_Task details_:
Going through the data below, please show each line containing the string "Cart".

_Excerpts from an interface dataset_:
□ □ □ □

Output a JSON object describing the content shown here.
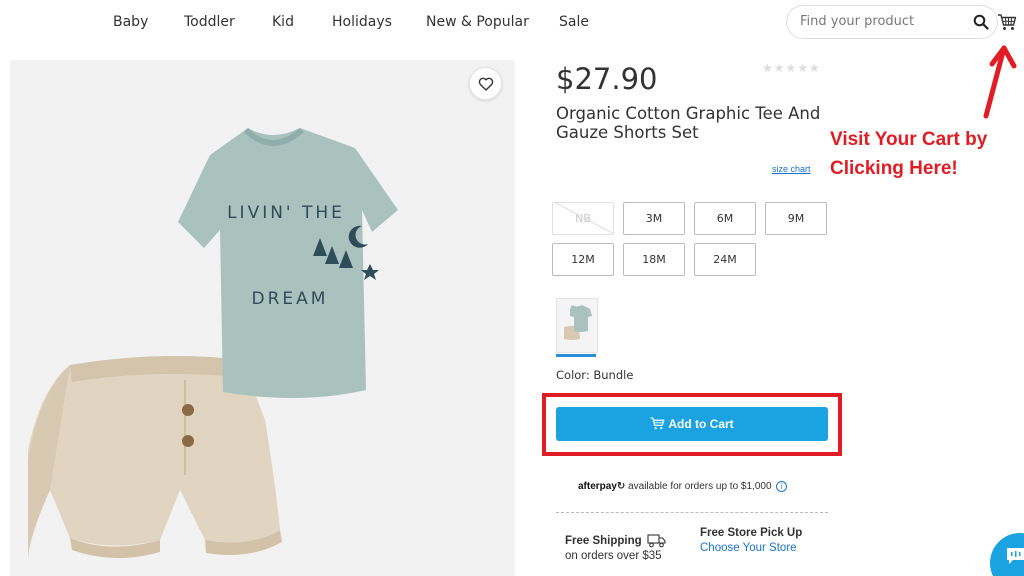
{
  "nav": {
    "items": [
      "Baby",
      "Toddler",
      "Kid",
      "Holidays",
      "New & Popular",
      "Sale"
    ]
  },
  "search": {
    "placeholder": "Find your product"
  },
  "product": {
    "price": "$27.90",
    "rating_stars": "★★★★★",
    "rating_value": 0,
    "title": "Organic Cotton Graphic Tee And Gauze Shorts Set",
    "size_chart_label": "size chart",
    "sizes": [
      {
        "label": "NB",
        "available": false
      },
      {
        "label": "3M",
        "available": true
      },
      {
        "label": "6M",
        "available": true
      },
      {
        "label": "9M",
        "available": true
      },
      {
        "label": "12M",
        "available": true
      },
      {
        "label": "18M",
        "available": true
      },
      {
        "label": "24M",
        "available": true
      }
    ],
    "color_label": "Color: Bundle",
    "add_to_cart_label": "Add to Cart",
    "tee_graphic": {
      "line1": "LIVIN' THE",
      "line2": "DREAM"
    }
  },
  "afterpay": {
    "logo": "afterpay",
    "text": "available for orders up to $1,000"
  },
  "shipping": {
    "title": "Free Shipping",
    "subtitle": "on orders over $35"
  },
  "pickup": {
    "title": "Free Store Pick Up",
    "link": "Choose Your Store"
  },
  "annotation": {
    "line1": "Visit Your Cart by",
    "line2": "Clicking Here!"
  },
  "colors": {
    "accent_blue": "#1aa3e0",
    "link_blue": "#1a73c8",
    "annotation_red": "#e01c24"
  }
}
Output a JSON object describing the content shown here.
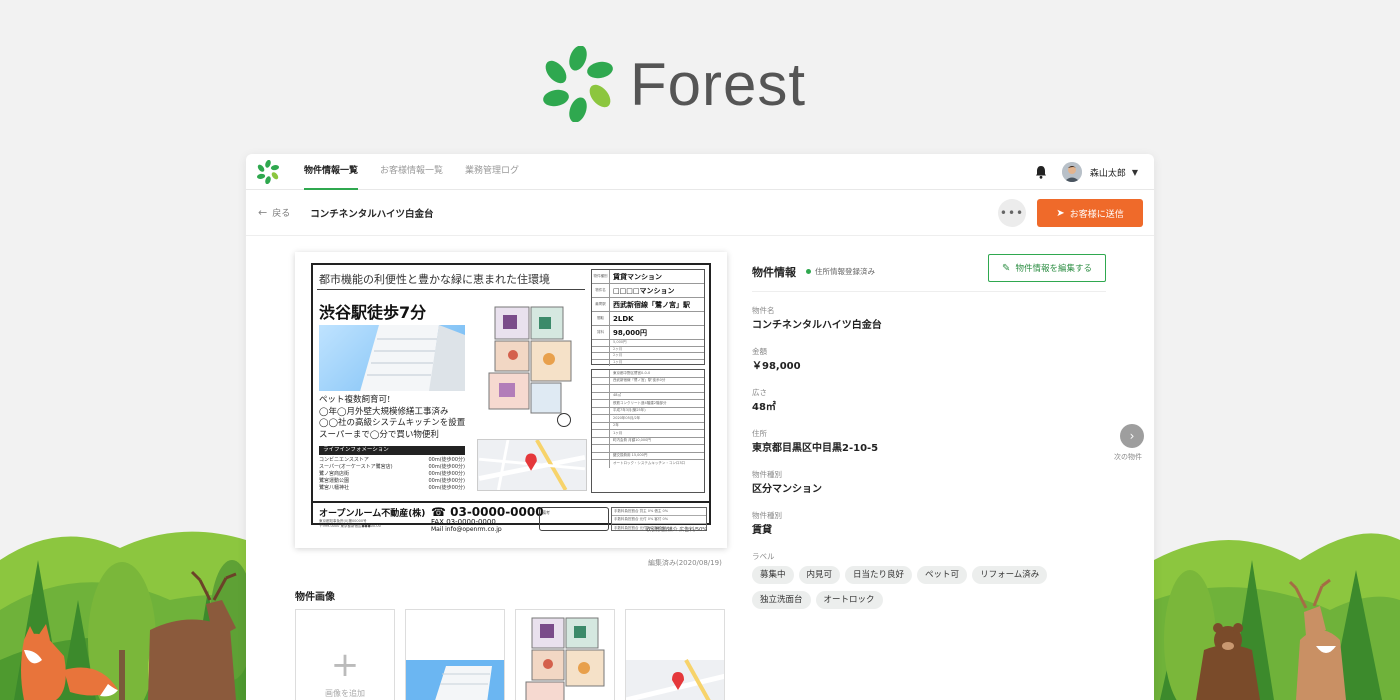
{
  "brand": {
    "name": "Forest",
    "logo_icon": "leaf-wreath-icon",
    "color": "#2fa84f"
  },
  "nav": {
    "tabs": [
      "物件情報一覧",
      "お客様情報一覧",
      "業務管理ログ"
    ],
    "active_tab": 0,
    "user_name": "森山太郎"
  },
  "subbar": {
    "back_label": "戻る",
    "property_name": "コンチネンタルハイツ白金台",
    "more_label": "•••",
    "send_label": "お客様に送信",
    "send_color": "#ef6a2a"
  },
  "flyer": {
    "catch": "都市機能の利便性と豊かな緑に恵まれた住環境",
    "station": "渋谷駅徒歩7分",
    "features": "ペット複数飼育可!\n◯年◯月外壁大規模修繕工事済み\n◯◯社の高級システムキッチンを設置\nスーパーまで◯分で買い物便利",
    "life_info_title": "ライフインフォメーション",
    "life_info": [
      {
        "name": "コンビニエンスストア",
        "dist": "00m(徒歩00分)"
      },
      {
        "name": "スーパー(オーケーストア鷺宮店)",
        "dist": "00m(徒歩00分)"
      },
      {
        "name": "鷺ノ宮商店街",
        "dist": "00m(徒歩00分)"
      },
      {
        "name": "鷺宮運動公園",
        "dist": "00m(徒歩00分)"
      },
      {
        "name": "鷺宮八幡神社",
        "dist": "00m(徒歩00分)"
      }
    ],
    "table_main": [
      {
        "k": "物件種別",
        "v": "賃貸マンション"
      },
      {
        "k": "物件名",
        "v": "□□□□マンション"
      },
      {
        "k": "最寄駅",
        "v": "西武新宿線「鷺ノ宮」駅"
      },
      {
        "k": "間取",
        "v": "2LDK"
      },
      {
        "k": "賃料",
        "v": "98,000円"
      }
    ],
    "table_main_small": [
      "5,000円",
      "2ヶ月",
      "2ヶ月",
      "1ヶ月"
    ],
    "table_detail": [
      "東京都中野区鷺宮0-0-0",
      "西武新宿線「鷺ノ宮」駅 徒歩0分",
      "",
      "48㎡",
      "鉄筋コンクリート造4階建2階部分",
      "平成7年3月(築25年)",
      "2020年05月/2年",
      "2年",
      "1ヶ月",
      "町内会費 月額10,000円",
      "",
      "鍵交換費用 15,000円",
      "オートロック・システムキッチン・コンロ3口"
    ],
    "agency": "オープンルーム不動産(株)",
    "agency_sub": "東京都知事免許(0)第00000号\n〒999-0000 東京都新宿区●●●00-00",
    "tel": "03-0000-0000",
    "fax": "03-0000-0000",
    "mail": "info@openrm.co.jp",
    "remarks_label": "備考",
    "fee_rows": [
      "手数料負担割合  貸主 0%  借主 0%",
      "手数料負担割合  元付 0%  客付 0%",
      "手数料負担割合  元付 0%  客付 0%"
    ],
    "footnote": "取引形態/媒介 広告料/50%"
  },
  "edited_label": "編集済み(2020/08/19)",
  "images": {
    "title": "物件画像",
    "add_label": "画像を追加"
  },
  "info": {
    "title": "物件情報",
    "status": "住所情報登録済み",
    "status_color": "#2fa84f",
    "edit_label": "物件情報を編集する",
    "fields": [
      {
        "label": "物件名",
        "value": "コンチネンタルハイツ白金台"
      },
      {
        "label": "金額",
        "value": "￥98,000"
      },
      {
        "label": "広さ",
        "value": "48㎡"
      },
      {
        "label": "住所",
        "value": "東京都目黒区中目黒2-10-5"
      },
      {
        "label": "物件種別",
        "value": "区分マンション"
      },
      {
        "label": "物件種別",
        "value": "賃貸"
      }
    ],
    "labels_title": "ラベル",
    "labels": [
      "募集中",
      "内見可",
      "日当たり良好",
      "ペット可",
      "リフォーム済み",
      "独立洗面台",
      "オートロック"
    ]
  },
  "next": {
    "icon": "chevron-right-icon",
    "label": "次の物件"
  }
}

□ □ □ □

_Answer for the task_:
    "add_to_cart_label": "Add to Cart",
    "line1": "Visit Your Cart by",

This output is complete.